  1. Limit Your Exposure to Screens Before Bed

The blue light emitted by screens can disrupt your body's natural sleep-wake cycle, making it harder to fall asleep. Try to avoid using electronic devices, such as phones, tablets, or laptops, for at least an hour before bedtime. Instead, read a book, take a warm bath, or engage in other relaxing activities that can help prepare your mind and body for sleep. Your phone offers a nighttime mode where it switches the mostly blue light into a warmer light to reduce eye strain in low light settings - look into your phone’s settings if this hasn’t been turned on.

Man laying in bed unable to fall asleep and looking at his brightly lit smartphone.
  1. Avoid Stimulants and Depressants

Consuming stimulants, such as caffeine and nicotine, close to bedtime can interfere with your sleep. Similarly, using depressants, such as alcohol, can disrupt your sleep patterns and lead to poor quality sleep. Try to limit your consumption of these substances, especially in the hours leading up to bedtime or opt for a decaffeinated option.

  1. Practice Relaxation Techniques

Stress and anxiety can keep you up at night and make it harder to fall asleep. To help calm your mind and relax your body, try practicing relaxation techniques, such as deep breathing, progressive muscle relaxation, or meditation. These techniques can help reduce stress and anxiety, promoting a more restful and rejuvenating sleep.

  1. Exercise Regularly

Regular exercise can help improve the quality and duration of your sleep. Aim for at least 30 minutes of moderate-intensity exercise, such as brisk walking, cycling, or swimming, most days of the week. However, try to avoid exercising close to bedtime, as it can leave you feeling energized and make it harder to fall asleep. Along with regular exercise, avoiding high-sugar foods like candy and soda can help make sure you fall asleep in time and wake up feeling rested. High sugar foods before bed can keep your senses active while you’re trying to wind down.

  1. Learn Your Body’s Circadian Rhythms

Sleep circadian rhythms are a type of circadian rhythm that regulate the timing and duration of sleep. The biological clock in the brain responds to changes in light and dark to regulate the production of melatonin, a hormone that promotes sleep.

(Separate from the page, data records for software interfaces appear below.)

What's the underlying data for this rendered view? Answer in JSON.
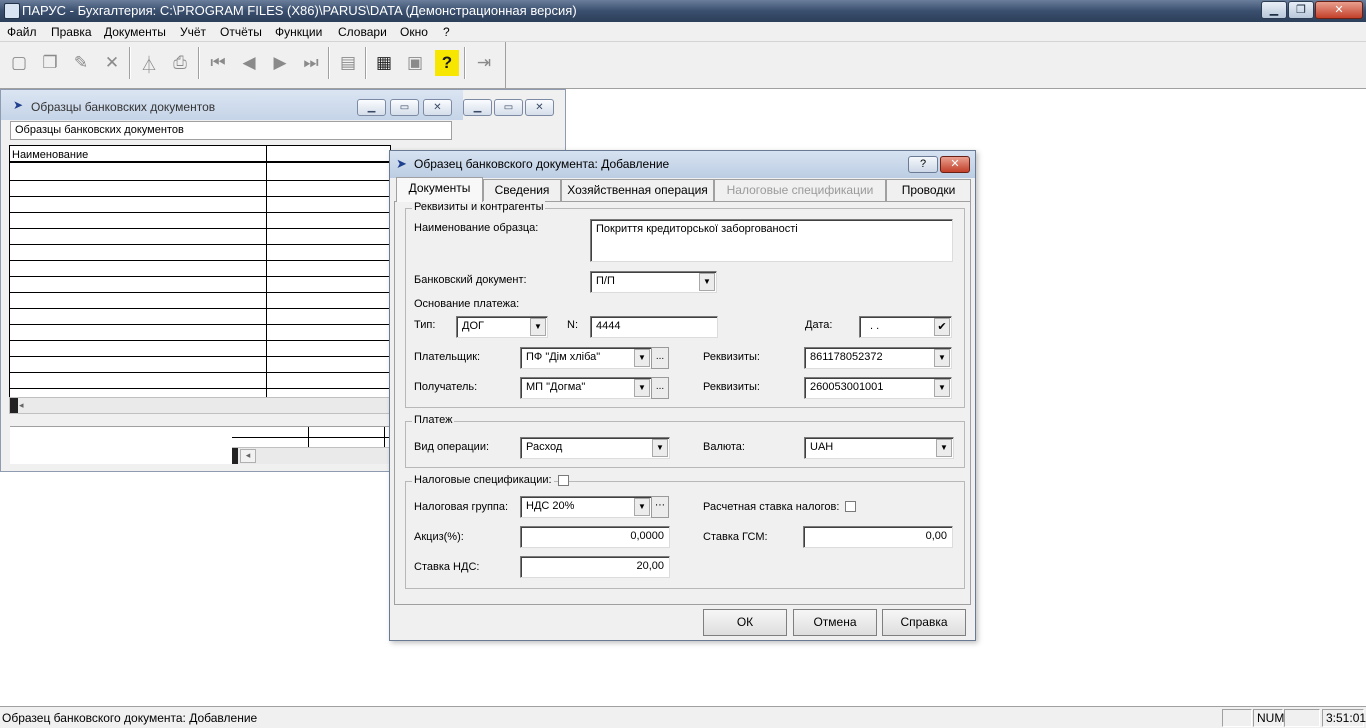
{
  "window": {
    "title": "ПАРУС - Бухгалтерия: C:\\PROGRAM FILES (X86)\\PARUS\\DATA (Демонстрационная версия)"
  },
  "menu": [
    "Файл",
    "Правка",
    "Документы",
    "Учёт",
    "Отчёты",
    "Функции",
    "Словари",
    "Окно",
    "?"
  ],
  "toolbar": {
    "buttons": [
      {
        "name": "new-icon",
        "glyph": "▢"
      },
      {
        "name": "copy-icon",
        "glyph": "❐"
      },
      {
        "name": "edit-icon",
        "glyph": "✎"
      },
      {
        "name": "delete-icon",
        "glyph": "✕"
      },
      {
        "name": "filter-icon",
        "glyph": "⏃"
      },
      {
        "name": "print-icon",
        "glyph": "⎙"
      },
      {
        "name": "first-icon",
        "glyph": "⏮"
      },
      {
        "name": "prev-icon",
        "glyph": "◀"
      },
      {
        "name": "next-icon",
        "glyph": "▶"
      },
      {
        "name": "last-icon",
        "glyph": "⏭"
      },
      {
        "name": "report-icon",
        "glyph": "▤"
      },
      {
        "name": "calculator-icon",
        "glyph": "▦"
      },
      {
        "name": "system-garant-icon",
        "glyph": "▣"
      },
      {
        "name": "help-icon",
        "glyph": "?"
      },
      {
        "name": "exit-icon",
        "glyph": "⇥"
      }
    ]
  },
  "bg_window": {
    "title": "Образцы банковских документов",
    "label": "Образцы банковских документов",
    "column_header": "Наименование"
  },
  "dialog": {
    "title": "Образец банковского документа: Добавление",
    "tabs": [
      "Документы",
      "Сведения",
      "Хозяйственная операция",
      "Налоговые спецификации",
      "Проводки"
    ],
    "group_requisites": "Реквизиты и контрагенты",
    "sample_name_label": "Наименование образца:",
    "sample_name_value": "Покриття кредиторської заборгованості",
    "bank_doc_label": "Банковский документ:",
    "bank_doc_value": "П/П",
    "payment_basis_label": "Основание платежа:",
    "type_label": "Тип:",
    "type_value": "ДОГ",
    "n_label": "N:",
    "n_value": "4444",
    "date_label": "Дата:",
    "date_value": ". .",
    "payer_label": "Плательщик:",
    "payer_value": "ПФ \"Дім хліба\"",
    "payer_req_label": "Реквизиты:",
    "payer_req_value": "861178052372",
    "recipient_label": "Получатель:",
    "recipient_value": "МП \"Догма\"",
    "recipient_req_label": "Реквизиты:",
    "recipient_req_value": "260053001001",
    "group_payment": "Платеж",
    "op_type_label": "Вид операции:",
    "op_type_value": "Расход",
    "currency_label": "Валюта:",
    "currency_value": "UAH",
    "group_tax": "Налоговые спецификации:",
    "tax_group_label": "Налоговая группа:",
    "tax_group_value": "НДС 20%",
    "calc_rate_label": "Расчетная ставка налогов:",
    "excise_label": "Акциз(%):",
    "excise_value": "0,0000",
    "gsm_rate_label": "Ставка ГСМ:",
    "gsm_rate_value": "0,00",
    "vat_rate_label": "Ставка НДС:",
    "vat_rate_value": "20,00",
    "ok": "ОК",
    "cancel": "Отмена",
    "help": "Справка"
  },
  "status": {
    "text": "Образец банковского документа: Добавление",
    "num": "NUM",
    "time": "3:51:01"
  }
}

Sleep circadian rhythms play a crucial role in determining when we feel most alert and awake, as well as when we feel most sleepy and ready for rest. Disruptions to sleep circadian rhythms, such as jet lag or shift work, can lead to difficulty falling asleep, staying asleep, and feeling rested. By measuring and monitoring your sleep, you can start to understand when the best time to wake up is based on your circadian rhythms.

Woman stretching in the early morning in a comfortable bed after waking up from a restful night sleep.
  1. Invest in a Good Mattress and Pillows

The right mattress and pillows can make a big difference in the quality of your sleep, so invest in ones that are comfortable and supportive. The most important thing to know is that your sleep is unique to you and the best mattress or pillow for someone else might not be right for you. At Serta, we’re trained in helping you learn what sleep support is best for you. We’ll work with you to understand how firm of a mattress and pillow you need to be counting sheep in no time. Remember, you spend a third of your life sleeping - you deserve to make sure that third is doing its job to help you make the most of the other two thirds.

In conclusion, there are several simple steps you can take to improve your sleep quality and wake up feeling rested and energized. By establishing a regular sleep schedule, creating a relaxing sleep environment, limiting your exposure to screens before bed, avoiding stimulants and depressants, practicing relaxation techniques, and exercising regularly, learning your body’s circadian rhythms, and investing in good sleep support, you can help promote a more restful and rejuvenating sleep. Try incorporating these tips into your daily routine, and see how they can improve the quality of your sleep and enhance your overall health and well-being. Serta is prepared to help you improve your sleep so you can make the most of the time when you’re not.